Task to carry out: Where a line below holds the string "curve", copy that line.

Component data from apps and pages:
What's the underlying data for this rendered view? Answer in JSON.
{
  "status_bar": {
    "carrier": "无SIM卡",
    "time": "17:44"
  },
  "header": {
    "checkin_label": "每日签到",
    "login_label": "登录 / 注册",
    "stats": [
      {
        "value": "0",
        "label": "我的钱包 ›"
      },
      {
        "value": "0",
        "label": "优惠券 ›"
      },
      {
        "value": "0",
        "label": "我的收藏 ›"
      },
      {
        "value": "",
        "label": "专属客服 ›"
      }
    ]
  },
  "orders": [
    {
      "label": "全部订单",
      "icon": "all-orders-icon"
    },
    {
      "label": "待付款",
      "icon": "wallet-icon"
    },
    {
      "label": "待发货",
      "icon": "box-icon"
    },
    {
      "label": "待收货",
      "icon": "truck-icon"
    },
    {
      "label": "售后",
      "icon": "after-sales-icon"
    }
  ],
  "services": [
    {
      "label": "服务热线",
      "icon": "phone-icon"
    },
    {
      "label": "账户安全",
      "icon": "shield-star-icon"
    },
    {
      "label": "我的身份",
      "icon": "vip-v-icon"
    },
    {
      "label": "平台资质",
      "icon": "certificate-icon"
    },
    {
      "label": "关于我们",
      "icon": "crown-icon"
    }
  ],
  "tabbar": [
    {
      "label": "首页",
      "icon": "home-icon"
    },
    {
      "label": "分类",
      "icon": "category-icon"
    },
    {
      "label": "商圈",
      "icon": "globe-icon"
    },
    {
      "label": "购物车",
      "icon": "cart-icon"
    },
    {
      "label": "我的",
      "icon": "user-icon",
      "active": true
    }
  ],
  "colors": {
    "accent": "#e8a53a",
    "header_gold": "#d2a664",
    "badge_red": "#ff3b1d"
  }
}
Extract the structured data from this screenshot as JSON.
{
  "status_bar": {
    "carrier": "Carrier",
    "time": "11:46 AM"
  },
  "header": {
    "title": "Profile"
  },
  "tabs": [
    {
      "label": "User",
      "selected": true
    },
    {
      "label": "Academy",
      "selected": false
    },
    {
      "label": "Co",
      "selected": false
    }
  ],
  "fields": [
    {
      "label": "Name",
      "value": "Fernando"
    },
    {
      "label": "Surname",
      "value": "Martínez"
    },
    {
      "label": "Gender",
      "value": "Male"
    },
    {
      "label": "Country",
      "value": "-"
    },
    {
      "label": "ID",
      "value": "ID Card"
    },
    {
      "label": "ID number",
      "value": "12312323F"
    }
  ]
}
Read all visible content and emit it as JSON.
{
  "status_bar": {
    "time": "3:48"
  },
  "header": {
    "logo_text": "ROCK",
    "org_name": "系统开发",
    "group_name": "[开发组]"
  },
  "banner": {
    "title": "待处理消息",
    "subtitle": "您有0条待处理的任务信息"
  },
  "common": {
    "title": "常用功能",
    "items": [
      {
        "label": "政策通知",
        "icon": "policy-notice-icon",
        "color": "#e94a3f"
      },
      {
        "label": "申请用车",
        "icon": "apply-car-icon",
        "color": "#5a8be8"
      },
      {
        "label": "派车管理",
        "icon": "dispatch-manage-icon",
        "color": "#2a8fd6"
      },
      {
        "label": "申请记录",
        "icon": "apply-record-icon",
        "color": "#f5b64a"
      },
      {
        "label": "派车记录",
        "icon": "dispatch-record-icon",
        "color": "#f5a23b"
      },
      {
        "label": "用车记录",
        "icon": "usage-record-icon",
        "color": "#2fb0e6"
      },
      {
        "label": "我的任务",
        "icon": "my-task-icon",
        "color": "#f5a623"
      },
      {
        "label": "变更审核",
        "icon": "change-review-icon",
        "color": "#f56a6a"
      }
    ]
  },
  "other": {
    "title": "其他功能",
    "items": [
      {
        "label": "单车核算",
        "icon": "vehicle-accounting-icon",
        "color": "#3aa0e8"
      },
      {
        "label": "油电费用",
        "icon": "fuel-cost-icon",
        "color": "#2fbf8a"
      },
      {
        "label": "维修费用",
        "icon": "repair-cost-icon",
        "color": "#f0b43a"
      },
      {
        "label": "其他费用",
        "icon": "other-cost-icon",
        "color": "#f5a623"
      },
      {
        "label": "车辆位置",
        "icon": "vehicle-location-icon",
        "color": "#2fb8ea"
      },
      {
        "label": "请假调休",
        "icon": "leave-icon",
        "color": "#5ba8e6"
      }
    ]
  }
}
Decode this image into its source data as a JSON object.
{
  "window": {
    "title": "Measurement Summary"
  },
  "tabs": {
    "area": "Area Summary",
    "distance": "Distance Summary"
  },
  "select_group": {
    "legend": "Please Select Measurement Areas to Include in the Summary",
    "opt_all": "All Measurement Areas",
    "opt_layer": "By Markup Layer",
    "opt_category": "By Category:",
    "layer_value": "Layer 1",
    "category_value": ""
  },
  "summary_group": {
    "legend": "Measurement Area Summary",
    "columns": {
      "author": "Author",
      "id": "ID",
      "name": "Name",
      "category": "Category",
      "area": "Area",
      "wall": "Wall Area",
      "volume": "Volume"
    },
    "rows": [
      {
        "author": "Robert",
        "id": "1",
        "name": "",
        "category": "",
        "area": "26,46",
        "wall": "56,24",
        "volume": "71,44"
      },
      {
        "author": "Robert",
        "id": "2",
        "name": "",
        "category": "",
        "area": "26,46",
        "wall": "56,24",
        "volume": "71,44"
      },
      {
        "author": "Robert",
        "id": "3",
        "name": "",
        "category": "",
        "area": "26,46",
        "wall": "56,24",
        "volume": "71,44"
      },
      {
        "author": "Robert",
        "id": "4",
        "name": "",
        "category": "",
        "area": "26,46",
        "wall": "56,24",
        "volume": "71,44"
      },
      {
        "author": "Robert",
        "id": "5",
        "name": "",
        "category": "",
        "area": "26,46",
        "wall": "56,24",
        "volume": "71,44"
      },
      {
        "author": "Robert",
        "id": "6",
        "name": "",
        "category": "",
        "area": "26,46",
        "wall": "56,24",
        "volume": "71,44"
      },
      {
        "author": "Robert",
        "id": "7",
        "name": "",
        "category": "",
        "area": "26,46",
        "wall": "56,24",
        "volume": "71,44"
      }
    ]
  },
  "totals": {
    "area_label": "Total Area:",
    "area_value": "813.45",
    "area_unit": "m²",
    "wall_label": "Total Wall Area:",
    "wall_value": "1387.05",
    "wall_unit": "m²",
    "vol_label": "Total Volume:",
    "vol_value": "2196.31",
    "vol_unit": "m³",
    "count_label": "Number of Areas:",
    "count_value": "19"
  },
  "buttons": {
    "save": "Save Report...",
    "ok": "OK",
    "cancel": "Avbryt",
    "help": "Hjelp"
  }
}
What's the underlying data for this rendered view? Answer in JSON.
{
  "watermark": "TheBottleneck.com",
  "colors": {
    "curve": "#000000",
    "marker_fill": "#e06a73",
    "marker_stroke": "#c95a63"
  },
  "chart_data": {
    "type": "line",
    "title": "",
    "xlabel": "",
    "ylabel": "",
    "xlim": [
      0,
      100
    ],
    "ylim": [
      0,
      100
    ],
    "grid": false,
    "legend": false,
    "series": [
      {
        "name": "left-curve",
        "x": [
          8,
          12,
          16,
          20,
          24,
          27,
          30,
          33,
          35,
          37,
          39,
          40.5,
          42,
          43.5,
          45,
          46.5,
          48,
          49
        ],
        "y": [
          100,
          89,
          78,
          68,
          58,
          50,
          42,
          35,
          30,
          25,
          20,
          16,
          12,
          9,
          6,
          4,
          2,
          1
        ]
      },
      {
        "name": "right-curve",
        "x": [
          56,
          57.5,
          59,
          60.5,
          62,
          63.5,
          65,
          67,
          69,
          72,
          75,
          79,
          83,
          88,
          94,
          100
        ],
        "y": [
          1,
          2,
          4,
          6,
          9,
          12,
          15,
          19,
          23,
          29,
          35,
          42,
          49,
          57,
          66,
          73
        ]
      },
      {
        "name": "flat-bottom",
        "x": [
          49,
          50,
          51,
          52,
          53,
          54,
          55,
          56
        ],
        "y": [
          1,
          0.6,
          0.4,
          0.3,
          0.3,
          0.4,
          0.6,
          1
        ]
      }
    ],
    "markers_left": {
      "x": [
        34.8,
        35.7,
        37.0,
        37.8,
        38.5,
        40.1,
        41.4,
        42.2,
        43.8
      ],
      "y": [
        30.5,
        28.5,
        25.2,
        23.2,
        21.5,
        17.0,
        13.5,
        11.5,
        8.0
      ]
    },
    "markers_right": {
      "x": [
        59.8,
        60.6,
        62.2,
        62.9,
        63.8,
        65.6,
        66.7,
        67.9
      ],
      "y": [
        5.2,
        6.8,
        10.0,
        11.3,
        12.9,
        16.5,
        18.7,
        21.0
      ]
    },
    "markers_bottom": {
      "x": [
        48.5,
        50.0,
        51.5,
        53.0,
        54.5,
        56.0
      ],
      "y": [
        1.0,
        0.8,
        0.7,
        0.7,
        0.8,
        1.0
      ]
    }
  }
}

Solution for this exercise:
    "curve": "#000000",
        "name": "left-curve",
        "name": "right-curve",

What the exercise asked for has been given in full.